When estimating the seriousness of an error, it is advisable to consider both the nature of the error itself and its potential consequences. Both aspects contribute to understanding the impact and severity of the mistake. Here's a breakdown of each:

  1. Nature of the Error:
    • Type: Assess the type of error. Some errors may be minor and easily correctable, while others could be more significant or systemic.
    • Root Cause: Understand the root cause of the error. Knowing whether it resulted from a misunderstanding, lack of knowledge, or a systemic issue helps in addressing the underlying issues.
  2. Potential Consequences:
    • Immediate Impact: Consider the immediate impact of the error on ongoing processes or tasks. Some errors may have immediate consequences that need attention.
    • Long-term Impact: Assess the potential long-term consequences of the error. This includes considering how the mistake might affect future projects, relationships, or the overall reputation of the individual or organization.
  3. The magnitude of Impact:
    • Scale: Evaluate the scale of the error. Is it an isolated incident, or can it potentially affect a larger system, project, or group?
    • Reversibility: Consider whether the error is reversible or if it could lead to irreversible consequences. This helps determine the urgency of addressing and rectifying the mistake.
  4. Context and Environment:
    • Context: Take into account the context in which the error occurred. The severity of an error may vary depending on the industry, the specific task, or the level of responsibility.
    • Organizational Values: Consider how the error aligns with the values and standards of the organization. Some errors may be more critical if they violate ethical guidelines or compliance requirements.

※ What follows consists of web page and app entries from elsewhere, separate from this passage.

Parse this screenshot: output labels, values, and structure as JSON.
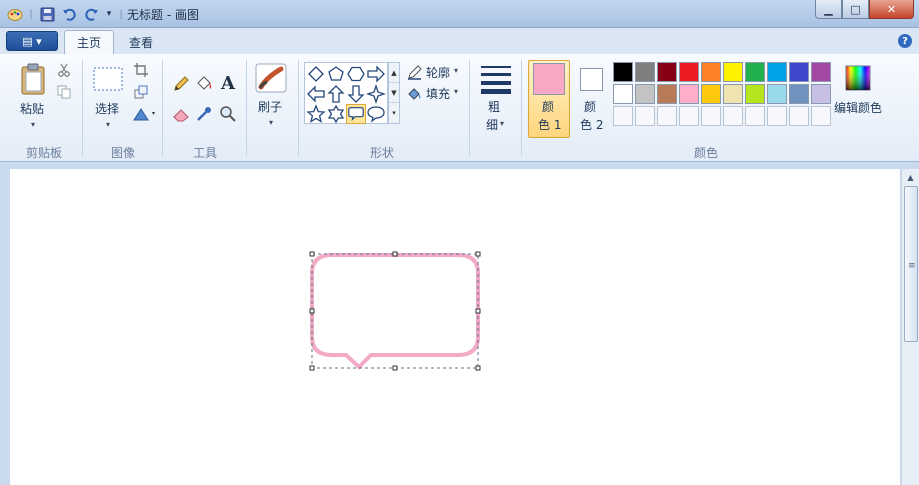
{
  "window": {
    "title": "无标题 - 画图",
    "minimize": "▁",
    "maximize": "□",
    "close": "✕"
  },
  "tabs": [
    "主页",
    "查看"
  ],
  "help": "?",
  "ribbon": {
    "clipboard": {
      "paste": "粘贴",
      "group": "剪贴板"
    },
    "image": {
      "select": "选择",
      "group": "图像"
    },
    "tools": {
      "group": "工具",
      "text_tool": "A"
    },
    "brushes": {
      "label": "刷子"
    },
    "shapes": {
      "outline": "轮廓",
      "fill": "填充",
      "group": "形状"
    },
    "size": {
      "line1": "粗",
      "line2": "细"
    },
    "colors": {
      "color1_line1": "颜",
      "color1_line2": "色 1",
      "color2_line1": "颜",
      "color2_line2": "色 2",
      "edit": "编辑颜色",
      "group": "颜色",
      "color1": "#f9a8c4",
      "color2": "#ffffff",
      "palette_row1": [
        "#000000",
        "#7f7f7f",
        "#880015",
        "#ed1c24",
        "#ff7f27",
        "#fff200",
        "#22b14c",
        "#00a2e8",
        "#3f48cc",
        "#a349a4"
      ],
      "palette_row2": [
        "#ffffff",
        "#c3c3c3",
        "#b97a57",
        "#ffaec9",
        "#ffc90e",
        "#efe4b0",
        "#b5e61d",
        "#99d9ea",
        "#7092be",
        "#c8bfe7"
      ]
    }
  },
  "canvas": {
    "shape": "rounded-rectangle-callout",
    "outline_color": "#f3aac4"
  }
}
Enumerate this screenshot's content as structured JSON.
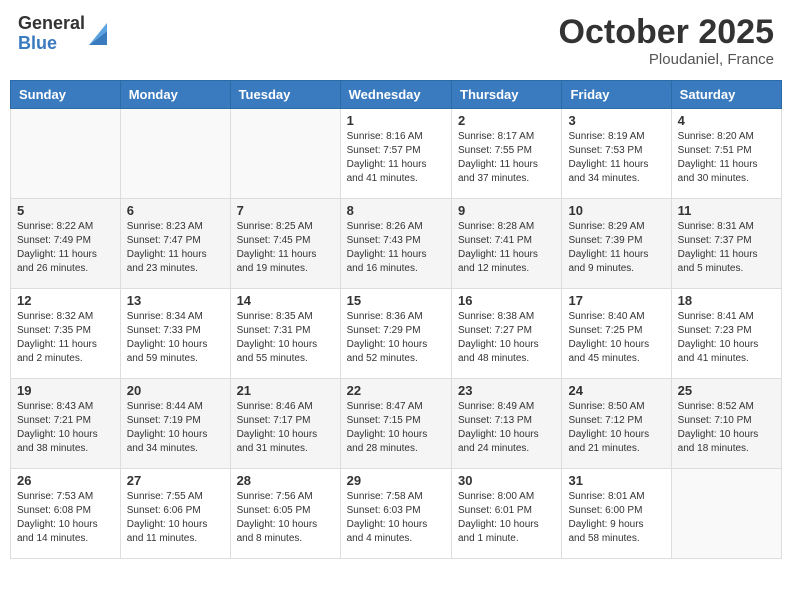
{
  "header": {
    "logo_general": "General",
    "logo_blue": "Blue",
    "month_title": "October 2025",
    "location": "Ploudaniel, France"
  },
  "days_of_week": [
    "Sunday",
    "Monday",
    "Tuesday",
    "Wednesday",
    "Thursday",
    "Friday",
    "Saturday"
  ],
  "weeks": [
    [
      {
        "day": "",
        "info": ""
      },
      {
        "day": "",
        "info": ""
      },
      {
        "day": "",
        "info": ""
      },
      {
        "day": "1",
        "info": "Sunrise: 8:16 AM\nSunset: 7:57 PM\nDaylight: 11 hours\nand 41 minutes."
      },
      {
        "day": "2",
        "info": "Sunrise: 8:17 AM\nSunset: 7:55 PM\nDaylight: 11 hours\nand 37 minutes."
      },
      {
        "day": "3",
        "info": "Sunrise: 8:19 AM\nSunset: 7:53 PM\nDaylight: 11 hours\nand 34 minutes."
      },
      {
        "day": "4",
        "info": "Sunrise: 8:20 AM\nSunset: 7:51 PM\nDaylight: 11 hours\nand 30 minutes."
      }
    ],
    [
      {
        "day": "5",
        "info": "Sunrise: 8:22 AM\nSunset: 7:49 PM\nDaylight: 11 hours\nand 26 minutes."
      },
      {
        "day": "6",
        "info": "Sunrise: 8:23 AM\nSunset: 7:47 PM\nDaylight: 11 hours\nand 23 minutes."
      },
      {
        "day": "7",
        "info": "Sunrise: 8:25 AM\nSunset: 7:45 PM\nDaylight: 11 hours\nand 19 minutes."
      },
      {
        "day": "8",
        "info": "Sunrise: 8:26 AM\nSunset: 7:43 PM\nDaylight: 11 hours\nand 16 minutes."
      },
      {
        "day": "9",
        "info": "Sunrise: 8:28 AM\nSunset: 7:41 PM\nDaylight: 11 hours\nand 12 minutes."
      },
      {
        "day": "10",
        "info": "Sunrise: 8:29 AM\nSunset: 7:39 PM\nDaylight: 11 hours\nand 9 minutes."
      },
      {
        "day": "11",
        "info": "Sunrise: 8:31 AM\nSunset: 7:37 PM\nDaylight: 11 hours\nand 5 minutes."
      }
    ],
    [
      {
        "day": "12",
        "info": "Sunrise: 8:32 AM\nSunset: 7:35 PM\nDaylight: 11 hours\nand 2 minutes."
      },
      {
        "day": "13",
        "info": "Sunrise: 8:34 AM\nSunset: 7:33 PM\nDaylight: 10 hours\nand 59 minutes."
      },
      {
        "day": "14",
        "info": "Sunrise: 8:35 AM\nSunset: 7:31 PM\nDaylight: 10 hours\nand 55 minutes."
      },
      {
        "day": "15",
        "info": "Sunrise: 8:36 AM\nSunset: 7:29 PM\nDaylight: 10 hours\nand 52 minutes."
      },
      {
        "day": "16",
        "info": "Sunrise: 8:38 AM\nSunset: 7:27 PM\nDaylight: 10 hours\nand 48 minutes."
      },
      {
        "day": "17",
        "info": "Sunrise: 8:40 AM\nSunset: 7:25 PM\nDaylight: 10 hours\nand 45 minutes."
      },
      {
        "day": "18",
        "info": "Sunrise: 8:41 AM\nSunset: 7:23 PM\nDaylight: 10 hours\nand 41 minutes."
      }
    ],
    [
      {
        "day": "19",
        "info": "Sunrise: 8:43 AM\nSunset: 7:21 PM\nDaylight: 10 hours\nand 38 minutes."
      },
      {
        "day": "20",
        "info": "Sunrise: 8:44 AM\nSunset: 7:19 PM\nDaylight: 10 hours\nand 34 minutes."
      },
      {
        "day": "21",
        "info": "Sunrise: 8:46 AM\nSunset: 7:17 PM\nDaylight: 10 hours\nand 31 minutes."
      },
      {
        "day": "22",
        "info": "Sunrise: 8:47 AM\nSunset: 7:15 PM\nDaylight: 10 hours\nand 28 minutes."
      },
      {
        "day": "23",
        "info": "Sunrise: 8:49 AM\nSunset: 7:13 PM\nDaylight: 10 hours\nand 24 minutes."
      },
      {
        "day": "24",
        "info": "Sunrise: 8:50 AM\nSunset: 7:12 PM\nDaylight: 10 hours\nand 21 minutes."
      },
      {
        "day": "25",
        "info": "Sunrise: 8:52 AM\nSunset: 7:10 PM\nDaylight: 10 hours\nand 18 minutes."
      }
    ],
    [
      {
        "day": "26",
        "info": "Sunrise: 7:53 AM\nSunset: 6:08 PM\nDaylight: 10 hours\nand 14 minutes."
      },
      {
        "day": "27",
        "info": "Sunrise: 7:55 AM\nSunset: 6:06 PM\nDaylight: 10 hours\nand 11 minutes."
      },
      {
        "day": "28",
        "info": "Sunrise: 7:56 AM\nSunset: 6:05 PM\nDaylight: 10 hours\nand 8 minutes."
      },
      {
        "day": "29",
        "info": "Sunrise: 7:58 AM\nSunset: 6:03 PM\nDaylight: 10 hours\nand 4 minutes."
      },
      {
        "day": "30",
        "info": "Sunrise: 8:00 AM\nSunset: 6:01 PM\nDaylight: 10 hours\nand 1 minute."
      },
      {
        "day": "31",
        "info": "Sunrise: 8:01 AM\nSunset: 6:00 PM\nDaylight: 9 hours\nand 58 minutes."
      },
      {
        "day": "",
        "info": ""
      }
    ]
  ]
}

  5. Preventability and Mitigation:
    • Preventability: Assess whether the error was preventable and if there were measures to avoid it. Understanding preventability helps in designing strategies to minimize similar errors in the future.
    • Mitigation: Evaluate the potential for mitigation. Assess whether steps can be taken to minimize the negative consequences and address the fallout from the error.

In many situations, the seriousness of an error is a combination of the error itself and its consequences. Some errors may have minor immediate consequences but lead to significant long-term impacts, while others may have immediate, easily rectifiable consequences. By considering both aspects, individuals and organizations can make informed decisions on addressing and learning from mistakes, implementing corrective actions, and preventing similar errors in the future.